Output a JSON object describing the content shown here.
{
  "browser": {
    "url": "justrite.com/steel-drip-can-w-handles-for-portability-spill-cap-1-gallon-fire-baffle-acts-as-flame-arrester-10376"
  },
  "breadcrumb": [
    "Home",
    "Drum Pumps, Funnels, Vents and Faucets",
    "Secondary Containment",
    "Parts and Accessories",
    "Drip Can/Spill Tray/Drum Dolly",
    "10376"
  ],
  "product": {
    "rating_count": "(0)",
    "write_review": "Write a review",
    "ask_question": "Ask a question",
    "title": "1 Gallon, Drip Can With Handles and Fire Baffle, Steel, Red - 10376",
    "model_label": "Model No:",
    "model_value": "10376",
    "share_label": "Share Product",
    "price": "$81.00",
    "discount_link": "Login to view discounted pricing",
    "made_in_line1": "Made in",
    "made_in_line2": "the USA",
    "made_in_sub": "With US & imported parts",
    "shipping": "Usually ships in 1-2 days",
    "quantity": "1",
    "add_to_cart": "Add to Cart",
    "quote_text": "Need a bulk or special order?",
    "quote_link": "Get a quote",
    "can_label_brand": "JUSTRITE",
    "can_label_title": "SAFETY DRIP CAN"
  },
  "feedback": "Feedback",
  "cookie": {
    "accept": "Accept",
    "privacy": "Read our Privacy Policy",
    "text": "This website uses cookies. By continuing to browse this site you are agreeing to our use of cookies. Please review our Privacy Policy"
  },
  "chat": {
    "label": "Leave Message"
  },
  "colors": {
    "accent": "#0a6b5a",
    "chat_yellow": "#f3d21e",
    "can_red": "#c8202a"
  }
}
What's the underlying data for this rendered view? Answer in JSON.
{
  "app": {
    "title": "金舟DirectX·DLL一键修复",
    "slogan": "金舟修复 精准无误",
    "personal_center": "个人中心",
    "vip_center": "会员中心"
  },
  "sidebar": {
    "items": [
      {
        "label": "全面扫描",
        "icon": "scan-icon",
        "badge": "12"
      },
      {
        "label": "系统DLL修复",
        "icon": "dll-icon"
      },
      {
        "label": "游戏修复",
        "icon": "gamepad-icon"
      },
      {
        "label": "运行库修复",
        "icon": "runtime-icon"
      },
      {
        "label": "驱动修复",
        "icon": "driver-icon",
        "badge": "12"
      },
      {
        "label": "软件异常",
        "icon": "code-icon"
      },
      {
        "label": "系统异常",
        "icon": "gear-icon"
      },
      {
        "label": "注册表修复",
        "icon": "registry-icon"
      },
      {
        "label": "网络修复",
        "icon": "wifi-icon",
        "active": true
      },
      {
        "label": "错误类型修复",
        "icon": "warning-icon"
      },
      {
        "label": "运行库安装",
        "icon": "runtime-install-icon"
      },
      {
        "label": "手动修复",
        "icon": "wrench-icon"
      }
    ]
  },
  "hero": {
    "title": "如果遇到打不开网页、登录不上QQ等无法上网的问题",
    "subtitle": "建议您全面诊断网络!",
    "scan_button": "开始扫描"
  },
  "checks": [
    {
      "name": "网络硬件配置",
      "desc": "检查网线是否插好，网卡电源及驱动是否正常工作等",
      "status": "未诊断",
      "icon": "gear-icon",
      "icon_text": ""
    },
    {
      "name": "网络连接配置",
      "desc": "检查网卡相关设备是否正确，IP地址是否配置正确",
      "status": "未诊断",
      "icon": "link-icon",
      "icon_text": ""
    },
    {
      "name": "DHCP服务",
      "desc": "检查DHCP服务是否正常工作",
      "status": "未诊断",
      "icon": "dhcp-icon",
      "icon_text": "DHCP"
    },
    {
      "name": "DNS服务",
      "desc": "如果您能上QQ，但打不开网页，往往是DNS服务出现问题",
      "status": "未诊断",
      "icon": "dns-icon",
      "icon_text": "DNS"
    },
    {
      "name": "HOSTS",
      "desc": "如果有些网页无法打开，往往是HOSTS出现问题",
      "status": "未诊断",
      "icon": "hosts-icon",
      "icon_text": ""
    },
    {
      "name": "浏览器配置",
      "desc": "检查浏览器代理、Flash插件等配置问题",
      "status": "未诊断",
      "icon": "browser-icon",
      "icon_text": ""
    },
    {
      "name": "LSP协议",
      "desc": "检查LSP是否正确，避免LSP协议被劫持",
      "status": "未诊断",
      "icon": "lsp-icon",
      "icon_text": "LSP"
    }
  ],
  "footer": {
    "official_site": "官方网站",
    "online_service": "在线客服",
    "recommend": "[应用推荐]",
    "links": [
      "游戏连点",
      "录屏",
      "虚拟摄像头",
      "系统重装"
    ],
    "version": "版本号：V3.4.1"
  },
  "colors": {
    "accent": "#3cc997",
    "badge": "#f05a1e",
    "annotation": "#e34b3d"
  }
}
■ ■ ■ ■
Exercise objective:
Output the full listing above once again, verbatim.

Written reply:
Output a JSON object describing the content shown here.
{
  "browser": {
    "url": "justrite.com/steel-drip-can-w-handles-for-portability-spill-cap-1-gallon-fire-baffle-acts-as-flame-arrester-10376"
  },
  "breadcrumb": [
    "Home",
    "Drum Pumps, Funnels, Vents and Faucets",
    "Secondary Containment",
    "Parts and Accessories",
    "Drip Can/Spill Tray/Drum Dolly",
    "10376"
  ],
  "product": {
    "rating_count": "(0)",
    "write_review": "Write a review",
    "ask_question": "Ask a question",
    "title": "1 Gallon, Drip Can With Handles and Fire Baffle, Steel, Red - 10376",
    "model_label": "Model No:",
    "model_value": "10376",
    "share_label": "Share Product",
    "price": "$81.00",
    "discount_link": "Login to view discounted pricing",
    "made_in_line1": "Made in",
    "made_in_line2": "the USA",
    "made_in_sub": "With US & imported parts",
    "shipping": "Usually ships in 1-2 days",
    "quantity": "1",
    "add_to_cart": "Add to Cart",
    "quote_text": "Need a bulk or special order?",
    "quote_link": "Get a quote",
    "can_label_brand": "JUSTRITE",
    "can_label_title": "SAFETY DRIP CAN"
  },
  "feedback": "Feedback",
  "cookie": {
    "accept": "Accept",
    "privacy": "Read our Privacy Policy",
    "text": "This website uses cookies. By continuing to browse this site you are agreeing to our use of cookies. Please review our Privacy Policy"
  },
  "chat": {
    "label": "Leave Message"
  },
  "colors": {
    "accent": "#0a6b5a",
    "chat_yellow": "#f3d21e",
    "can_red": "#c8202a"
  }
}
What's the underlying data for this rendered view? Answer in JSON.
{
  "app": {
    "title": "金舟DirectX·DLL一键修复",
    "slogan": "金舟修复 精准无误",
    "personal_center": "个人中心",
    "vip_center": "会员中心"
  },
  "sidebar": {
    "items": [
      {
        "label": "全面扫描",
        "icon": "scan-icon",
        "badge": "12"
      },
      {
        "label": "系统DLL修复",
        "icon": "dll-icon"
      },
      {
        "label": "游戏修复",
        "icon": "gamepad-icon"
      },
      {
        "label": "运行库修复",
        "icon": "runtime-icon"
      },
      {
        "label": "驱动修复",
        "icon": "driver-icon",
        "badge": "12"
      },
      {
        "label": "软件异常",
        "icon": "code-icon"
      },
      {
        "label": "系统异常",
        "icon": "gear-icon"
      },
      {
        "label": "注册表修复",
        "icon": "registry-icon"
      },
      {
        "label": "网络修复",
        "icon": "wifi-icon",
        "active": true
      },
      {
        "label": "错误类型修复",
        "icon": "warning-icon"
      },
      {
        "label": "运行库安装",
        "icon": "runtime-install-icon"
      },
      {
        "label": "手动修复",
        "icon": "wrench-icon"
      }
    ]
  },
  "hero": {
    "title": "如果遇到打不开网页、登录不上QQ等无法上网的问题",
    "subtitle": "建议您全面诊断网络!",
    "scan_button": "开始扫描"
  },
  "checks": [
    {
      "name": "网络硬件配置",
      "desc": "检查网线是否插好，网卡电源及驱动是否正常工作等",
      "status": "未诊断",
      "icon": "gear-icon",
      "icon_text": ""
    },
    {
      "name": "网络连接配置",
      "desc": "检查网卡相关设备是否正确，IP地址是否配置正确",
      "status": "未诊断",
      "icon": "link-icon",
      "icon_text": ""
    },
    {
      "name": "DHCP服务",
      "desc": "检查DHCP服务是否正常工作",
      "status": "未诊断",
      "icon": "dhcp-icon",
      "icon_text": "DHCP"
    },
    {
      "name": "DNS服务",
      "desc": "如果您能上QQ，但打不开网页，往往是DNS服务出现问题",
      "status": "未诊断",
      "icon": "dns-icon",
      "icon_text": "DNS"
    },
    {
      "name": "HOSTS",
      "desc": "如果有些网页无法打开，往往是HOSTS出现问题",
      "status": "未诊断",
      "icon": "hosts-icon",
      "icon_text": ""
    },
    {
      "name": "浏览器配置",
      "desc": "检查浏览器代理、Flash插件等配置问题",
      "status": "未诊断",
      "icon": "browser-icon",
      "icon_text": ""
    },
    {
      "name": "LSP协议",
      "desc": "检查LSP是否正确，避免LSP协议被劫持",
      "status": "未诊断",
      "icon": "lsp-icon",
      "icon_text": "LSP"
    }
  ],
  "footer": {
    "official_site": "官方网站",
    "online_service": "在线客服",
    "recommend": "[应用推荐]",
    "links": [
      "游戏连点",
      "录屏",
      "虚拟摄像头",
      "系统重装"
    ],
    "version": "版本号：V3.4.1"
  },
  "colors": {
    "accent": "#3cc997",
    "badge": "#f05a1e",
    "annotation": "#e34b3d"
  }
}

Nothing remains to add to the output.